Prime Minister Justin Trudeau says Canada has signed a tentative agreement for Novavax to produce tens of millions of doses of its COVID-19 vaccine in Canada once it's approved for use.

Novavax is still conducting clinical trials, but if Health Canada approves the vaccine, a new National Research Council-owned facility in Montreal will begin pumping out doses when the building is finished later this year. It would be the first COVID-19 vaccine to be produced in Canada.

 

Innovation Minister François-Philippe Champagne says the Montreal facility should be in a position to produce the vaccine "by the end of the year."

Novavax has said it plans to develop a new vaccine aimed specifically at the variant found in South Africa. 

WATCH | Growing concern about COVID-19 variants in Canada:

Growing concern about COVID-19 variants in Canada

The National

29 days agoVideo
4:15
COVID-19 numbers are falling, but Canadian health officials are becoming increasingly concerned about the presence of two coronavirus variants. A variant first found in the U.K. has been confirmed in three provinces while a variant first discovered in South Africa variant has been found in two provinces. 4:15

Corrections

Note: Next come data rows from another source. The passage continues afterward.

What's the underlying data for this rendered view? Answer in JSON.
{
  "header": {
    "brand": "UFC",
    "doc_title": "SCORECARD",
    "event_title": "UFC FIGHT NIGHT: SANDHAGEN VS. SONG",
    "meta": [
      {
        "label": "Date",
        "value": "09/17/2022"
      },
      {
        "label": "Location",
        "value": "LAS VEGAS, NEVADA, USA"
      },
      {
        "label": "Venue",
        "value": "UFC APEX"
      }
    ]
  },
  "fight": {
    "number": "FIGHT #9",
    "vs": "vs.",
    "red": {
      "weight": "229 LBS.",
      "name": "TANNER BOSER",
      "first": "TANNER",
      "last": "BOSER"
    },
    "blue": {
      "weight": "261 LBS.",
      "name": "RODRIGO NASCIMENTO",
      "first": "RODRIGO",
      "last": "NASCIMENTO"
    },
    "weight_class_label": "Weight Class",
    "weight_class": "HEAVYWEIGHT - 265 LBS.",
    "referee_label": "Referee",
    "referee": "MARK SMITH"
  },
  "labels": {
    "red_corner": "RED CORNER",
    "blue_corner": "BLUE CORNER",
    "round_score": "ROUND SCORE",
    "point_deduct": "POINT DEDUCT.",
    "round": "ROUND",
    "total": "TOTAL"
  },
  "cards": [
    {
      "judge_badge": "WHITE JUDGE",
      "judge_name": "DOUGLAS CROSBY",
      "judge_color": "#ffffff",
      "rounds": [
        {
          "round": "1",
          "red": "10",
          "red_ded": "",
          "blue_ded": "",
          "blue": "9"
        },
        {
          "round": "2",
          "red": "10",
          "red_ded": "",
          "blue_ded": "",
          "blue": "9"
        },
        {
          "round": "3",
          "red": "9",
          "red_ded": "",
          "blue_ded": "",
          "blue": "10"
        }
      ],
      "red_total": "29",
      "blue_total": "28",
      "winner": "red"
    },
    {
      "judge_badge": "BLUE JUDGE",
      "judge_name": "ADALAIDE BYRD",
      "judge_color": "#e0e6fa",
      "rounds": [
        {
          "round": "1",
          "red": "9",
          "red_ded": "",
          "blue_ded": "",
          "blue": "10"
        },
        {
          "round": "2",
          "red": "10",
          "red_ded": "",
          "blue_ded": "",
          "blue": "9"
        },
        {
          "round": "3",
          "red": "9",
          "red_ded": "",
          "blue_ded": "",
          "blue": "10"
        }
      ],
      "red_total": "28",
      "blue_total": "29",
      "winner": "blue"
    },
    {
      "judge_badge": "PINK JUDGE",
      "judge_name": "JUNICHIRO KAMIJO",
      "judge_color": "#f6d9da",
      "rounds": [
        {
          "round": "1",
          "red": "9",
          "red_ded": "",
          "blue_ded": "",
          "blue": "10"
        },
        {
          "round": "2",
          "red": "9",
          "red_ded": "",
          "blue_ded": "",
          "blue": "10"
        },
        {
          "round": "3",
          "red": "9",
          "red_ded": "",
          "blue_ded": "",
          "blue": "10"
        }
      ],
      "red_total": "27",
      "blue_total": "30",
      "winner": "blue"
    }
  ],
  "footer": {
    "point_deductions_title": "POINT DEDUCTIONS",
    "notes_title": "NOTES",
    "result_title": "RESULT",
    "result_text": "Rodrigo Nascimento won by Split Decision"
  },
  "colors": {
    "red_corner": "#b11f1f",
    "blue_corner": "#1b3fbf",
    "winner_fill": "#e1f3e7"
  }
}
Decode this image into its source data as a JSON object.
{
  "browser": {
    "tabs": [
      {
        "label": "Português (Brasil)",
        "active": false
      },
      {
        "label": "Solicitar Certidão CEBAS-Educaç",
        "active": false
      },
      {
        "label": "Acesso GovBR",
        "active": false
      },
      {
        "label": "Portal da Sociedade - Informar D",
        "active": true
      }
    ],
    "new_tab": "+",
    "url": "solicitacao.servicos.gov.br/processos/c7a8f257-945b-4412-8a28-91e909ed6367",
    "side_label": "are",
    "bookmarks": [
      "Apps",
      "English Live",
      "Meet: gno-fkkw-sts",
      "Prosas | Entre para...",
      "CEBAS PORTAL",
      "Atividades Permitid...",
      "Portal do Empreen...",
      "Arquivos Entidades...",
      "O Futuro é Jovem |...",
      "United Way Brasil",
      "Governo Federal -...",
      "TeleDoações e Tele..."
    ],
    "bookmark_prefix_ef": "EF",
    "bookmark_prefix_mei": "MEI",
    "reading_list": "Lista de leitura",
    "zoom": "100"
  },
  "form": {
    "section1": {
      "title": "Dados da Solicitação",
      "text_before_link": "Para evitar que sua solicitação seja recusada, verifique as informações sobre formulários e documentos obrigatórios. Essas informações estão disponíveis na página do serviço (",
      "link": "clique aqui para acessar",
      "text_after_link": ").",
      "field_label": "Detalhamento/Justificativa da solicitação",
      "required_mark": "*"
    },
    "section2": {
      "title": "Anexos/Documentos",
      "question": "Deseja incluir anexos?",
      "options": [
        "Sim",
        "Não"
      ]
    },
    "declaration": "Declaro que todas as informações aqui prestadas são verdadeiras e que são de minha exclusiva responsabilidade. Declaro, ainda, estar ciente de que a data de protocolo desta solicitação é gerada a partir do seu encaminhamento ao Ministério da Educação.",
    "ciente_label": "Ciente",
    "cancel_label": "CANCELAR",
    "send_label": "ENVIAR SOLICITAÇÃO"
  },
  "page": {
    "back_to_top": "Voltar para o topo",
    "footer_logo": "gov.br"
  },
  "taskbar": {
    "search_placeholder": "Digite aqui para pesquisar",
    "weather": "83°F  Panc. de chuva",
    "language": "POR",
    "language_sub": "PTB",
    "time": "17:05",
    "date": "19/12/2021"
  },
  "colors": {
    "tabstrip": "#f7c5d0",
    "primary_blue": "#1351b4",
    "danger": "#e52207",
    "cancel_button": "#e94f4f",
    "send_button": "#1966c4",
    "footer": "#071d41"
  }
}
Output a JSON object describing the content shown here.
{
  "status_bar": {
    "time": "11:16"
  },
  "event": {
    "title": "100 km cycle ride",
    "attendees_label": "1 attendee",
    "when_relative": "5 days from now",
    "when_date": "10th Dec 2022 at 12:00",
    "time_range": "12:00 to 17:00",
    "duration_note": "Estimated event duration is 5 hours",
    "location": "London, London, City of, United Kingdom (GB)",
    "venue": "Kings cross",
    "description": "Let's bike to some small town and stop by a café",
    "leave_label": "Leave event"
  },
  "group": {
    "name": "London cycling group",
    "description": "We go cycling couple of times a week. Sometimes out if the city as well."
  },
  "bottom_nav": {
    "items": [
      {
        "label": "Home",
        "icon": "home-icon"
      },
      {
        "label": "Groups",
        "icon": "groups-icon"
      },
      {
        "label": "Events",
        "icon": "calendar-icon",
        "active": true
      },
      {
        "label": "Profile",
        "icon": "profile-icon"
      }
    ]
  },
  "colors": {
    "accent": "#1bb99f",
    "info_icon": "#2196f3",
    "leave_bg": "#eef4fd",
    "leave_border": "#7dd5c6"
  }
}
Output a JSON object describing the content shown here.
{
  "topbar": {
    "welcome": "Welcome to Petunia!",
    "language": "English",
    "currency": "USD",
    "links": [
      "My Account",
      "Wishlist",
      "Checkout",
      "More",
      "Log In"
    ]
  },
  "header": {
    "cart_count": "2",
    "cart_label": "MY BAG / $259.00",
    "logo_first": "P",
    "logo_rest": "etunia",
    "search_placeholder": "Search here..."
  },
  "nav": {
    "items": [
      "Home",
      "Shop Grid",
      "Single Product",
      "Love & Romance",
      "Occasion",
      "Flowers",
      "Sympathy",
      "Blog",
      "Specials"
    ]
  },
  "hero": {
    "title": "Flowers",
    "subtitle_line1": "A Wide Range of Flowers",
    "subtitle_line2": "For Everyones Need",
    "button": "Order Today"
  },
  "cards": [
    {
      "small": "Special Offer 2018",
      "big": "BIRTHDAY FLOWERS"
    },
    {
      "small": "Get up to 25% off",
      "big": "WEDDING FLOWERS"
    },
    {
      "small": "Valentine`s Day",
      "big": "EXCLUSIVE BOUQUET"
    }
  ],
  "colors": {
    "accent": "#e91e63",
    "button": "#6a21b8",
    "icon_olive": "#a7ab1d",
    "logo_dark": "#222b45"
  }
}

  • An earlier version of this story said the Novavax vaccine's efficacy against the original strain of virus was thought to be 89 per cent. It is 95.6 per cent.
    Feb 03, 2021 10:42 AM ET

With files from CBC's Emily Chung

Add some “good” to your morning and evening.

A variety of newsletters you'll love, delivered straight to you.

Sign up now

Comments

To encourage thoughtful and respectful conversations, first and last names will appear with each submission to CBC/Radio-Canada's online communities (except in children and youth-oriented communities). Pseudonyms will no longer be permitted.

By submitting a comment, you accept that CBC has the right to reproduce and publish that comment in whole or in part, in any manner CBC chooses. Please note that CBC does not endorse the opinions expressed in comments. Comments on this story are moderated according to our Submission Guidelines. Comments are welcome while open. We reserve the right to close comments at any time.

now